“Liposculpture is not for people who may be overweight or obese, but for people who exercise regularly and want to contour their bodies and streamline problem areas,” he says. “It is a very effective procedure and can last almost forever if the patient continues to be active, and maintain an ideal weight.”
Liposculpture was developed in the 1980’s by a dermatologic surgeon and has proven to be safe, low risk and extremely effective. Dr. Loucas uses the tumescent technique, which has proven to be very safe. The procedure is performed under local anesthesia, and often the patient participates in the process, sometimes standing and assisting the surgeon in determining the desired result, in essence defeating gravity. The procedure itself takes about half a day, after which the patient is given a special girdle-like garment and returns home. The garment must be worn for the initial one to two weeks of recovery and then intermittently after that. The patient can perform light activities and often returns to work in three to five days. A return to normal activities including exercise can often be expected two weeks after the procedure is done. After the initial recovery period Dr. Loucas recommends a return to exercise.
“Exercise increases muscle tone and improves skin tone over the treated area, creating a smooth appearance,” he added. “With the tumescent procedure, and under local anesthesia, there is a very low risk of infection and rarely are there any complications,” Dr. Loucas said. The incision is very small, one to three millimeters and a combination of Lidocaine and epinephrine is used, which anesthetizes the area and constricts blood vessels.

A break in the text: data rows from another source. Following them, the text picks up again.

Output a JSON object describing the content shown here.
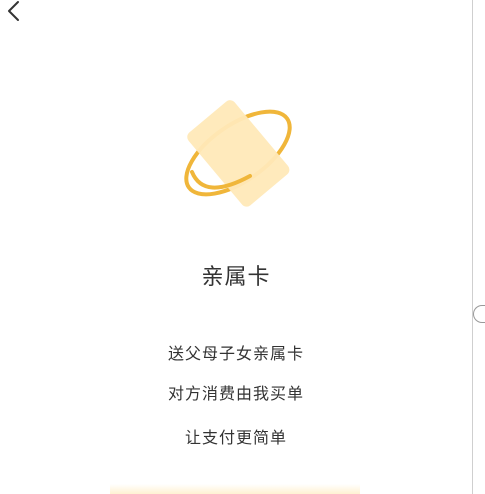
{
  "nav": {
    "back_icon": "chevron-left-icon"
  },
  "hero": {
    "icon": "card-orbit-icon",
    "card_color": "#FFE9B8",
    "orbit_color": "#F0B63A"
  },
  "title": "亲属卡",
  "description": [
    "送父母子女亲属卡",
    "对方消费由我买单",
    "让支付更简单"
  ]
}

Patients have little to no discomfort.
“Since the results are long lasting, most people are very happy,” Dr. Loucas said.